Goel S, DeCristo MJ, McAllister SS, Zhao JJ. CDK4/6 Inhibition in Cancer: Beyond Cell Cycle Arrest. Trends Cell Biol. 2018;28(11):911–25. https://doi.org/10.1016/j.tcb.2018.07.002 Epub 2018/08/01. PubMed PMID: 30061045; PMCID: PMC6689321.
Pucci B, Kasten M, Giordano A. Cell cycle and apoptosis. Neoplasia. 2000;2(4):291–299. doi: https://doi.org/10.1038/sj.neo.7900101. Epub 2000/09/27. PubMed PMID: 11005563; PMCID: PMC1550296.
This work was supported by the National Natural Science Foundation of China  to ZW, Suzhou Clinical Medicine Innovation Team Introduction Project [SZYJTD201706] to YW and Shanghai Sailing Program [20YF1430300] to KC. The funders had no role in study design, data collection and analysis, decision to publish, or preparation of the manuscript.
Ethics approval and consent to participate
The study protocol has been approved by the ethics committee of Xinhua Hospital, and the written informed consent of the participants’ parents or guardians has been obtained.
The procedures for care and use of animals were approved by the Ethics Committee of Xinhua Hospital and all applicable institutional and governmental regulations concerning the ethical use of animals were followed.
Consent for publication
The authors declare that they have no competing interests.
Springer Nature remains neutral with regard to jurisdictional claims in published maps and institutional affiliations.
Additional file 1: Table S1.
Additional file 2: Figure S1.
MCM6 protein expression in 28 clinical samples. The tissue source is consistent with the tissue used to detect MCM6 mRNA expression in Figure 1. As the sample is not enough to extract protein, 2 cases of neuroblastoma and 1 case of ganglioneuroma are missing. NB, neurobastoma; GNB, ganglioeuroblastoma; GN, ganglioneuroma. Figure S2. We used public datasets to analyze the expression of MCM6 in tumors and control normal tissues. The MCM6 mRNA levels were analyzed using Oncomine database with P-value of 0.01, fold change of 2, and gene ranking of all. The analysis showed that compared with normal tissues, MCM6 expression is higher in most cancers, such as sarcoma, colorectal cancer, lung cancer, cervical cancer, and liver cancer (Figure S1A). Data from Tumor Immunity Estimation Resource also showed that the expression of MCM6 in almost all TCGA tumors was significantly higher than that in neighboring normal tissues (Figure S1B). The results suggest that MCM6 is a promising tumor prediction and treatment target.

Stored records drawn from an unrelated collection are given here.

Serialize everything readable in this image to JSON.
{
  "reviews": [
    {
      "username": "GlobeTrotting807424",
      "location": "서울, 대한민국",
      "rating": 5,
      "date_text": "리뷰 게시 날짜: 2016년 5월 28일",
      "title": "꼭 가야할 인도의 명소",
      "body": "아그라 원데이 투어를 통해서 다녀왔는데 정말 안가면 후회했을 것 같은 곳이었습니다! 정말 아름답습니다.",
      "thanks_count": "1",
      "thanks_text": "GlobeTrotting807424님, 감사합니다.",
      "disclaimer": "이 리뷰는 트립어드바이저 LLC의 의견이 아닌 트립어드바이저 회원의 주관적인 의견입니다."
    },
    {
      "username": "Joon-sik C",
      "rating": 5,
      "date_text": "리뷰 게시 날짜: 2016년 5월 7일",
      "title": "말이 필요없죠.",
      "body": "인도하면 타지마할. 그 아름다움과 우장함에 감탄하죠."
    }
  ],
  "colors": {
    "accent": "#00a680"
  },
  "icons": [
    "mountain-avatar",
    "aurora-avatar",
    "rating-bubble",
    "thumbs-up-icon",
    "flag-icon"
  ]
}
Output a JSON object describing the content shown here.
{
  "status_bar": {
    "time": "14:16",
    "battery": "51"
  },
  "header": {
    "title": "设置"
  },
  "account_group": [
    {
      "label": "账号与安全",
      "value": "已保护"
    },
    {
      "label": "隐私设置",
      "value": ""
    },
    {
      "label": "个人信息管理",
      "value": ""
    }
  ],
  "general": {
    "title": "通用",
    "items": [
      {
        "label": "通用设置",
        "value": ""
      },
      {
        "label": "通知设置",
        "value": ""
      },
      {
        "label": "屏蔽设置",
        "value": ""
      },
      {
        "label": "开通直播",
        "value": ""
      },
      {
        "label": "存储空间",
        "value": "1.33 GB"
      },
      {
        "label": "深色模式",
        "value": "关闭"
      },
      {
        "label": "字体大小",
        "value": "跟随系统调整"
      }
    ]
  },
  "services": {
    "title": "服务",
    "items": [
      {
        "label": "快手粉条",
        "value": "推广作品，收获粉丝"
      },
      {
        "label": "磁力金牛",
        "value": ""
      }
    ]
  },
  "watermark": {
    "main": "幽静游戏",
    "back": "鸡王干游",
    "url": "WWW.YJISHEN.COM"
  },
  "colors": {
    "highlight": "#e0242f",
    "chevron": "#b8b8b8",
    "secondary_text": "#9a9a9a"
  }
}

Additional file 3.
Rights and permissions
Open Access This article is licensed under a Creative Commons Attribution 4.0 International License, which permits use, sharing, adaptation, distribution and reproduction in any medium or format, as long as you give appropriate credit to the original author(s) and the source, provide a link to the Creative Commons licence, and indicate if changes were made. The images or other third party material in this article are included in the article's Creative Commons licence, unless indicated otherwise in a credit line to the material. If material is not included in the article's Creative Commons licence and your intended use is not permitted by statutory regulation or exceeds the permitted use, you will need to obtain permission directly from the copyright holder. To view a copy of this licence, visit http://creativecommons.org/licenses/by/4.0/. The Creative Commons Public Domain Dedication waiver (http://creativecommons.org/publicdomain/zero/1.0/) applies to the data made available in this article, unless otherwise stated in a credit line to the data.
About this article
Cite this article
Gu, Y., Hu, X., Liu, X. et al. MCM6 indicates adverse tumor features and poor outcomes and promotes G1/S cell cycle progression in neuroblastoma. BMC Cancer 21, 784 (2021). https://doi.org/10.1186/s12885-021-08344-z
- Cell cycle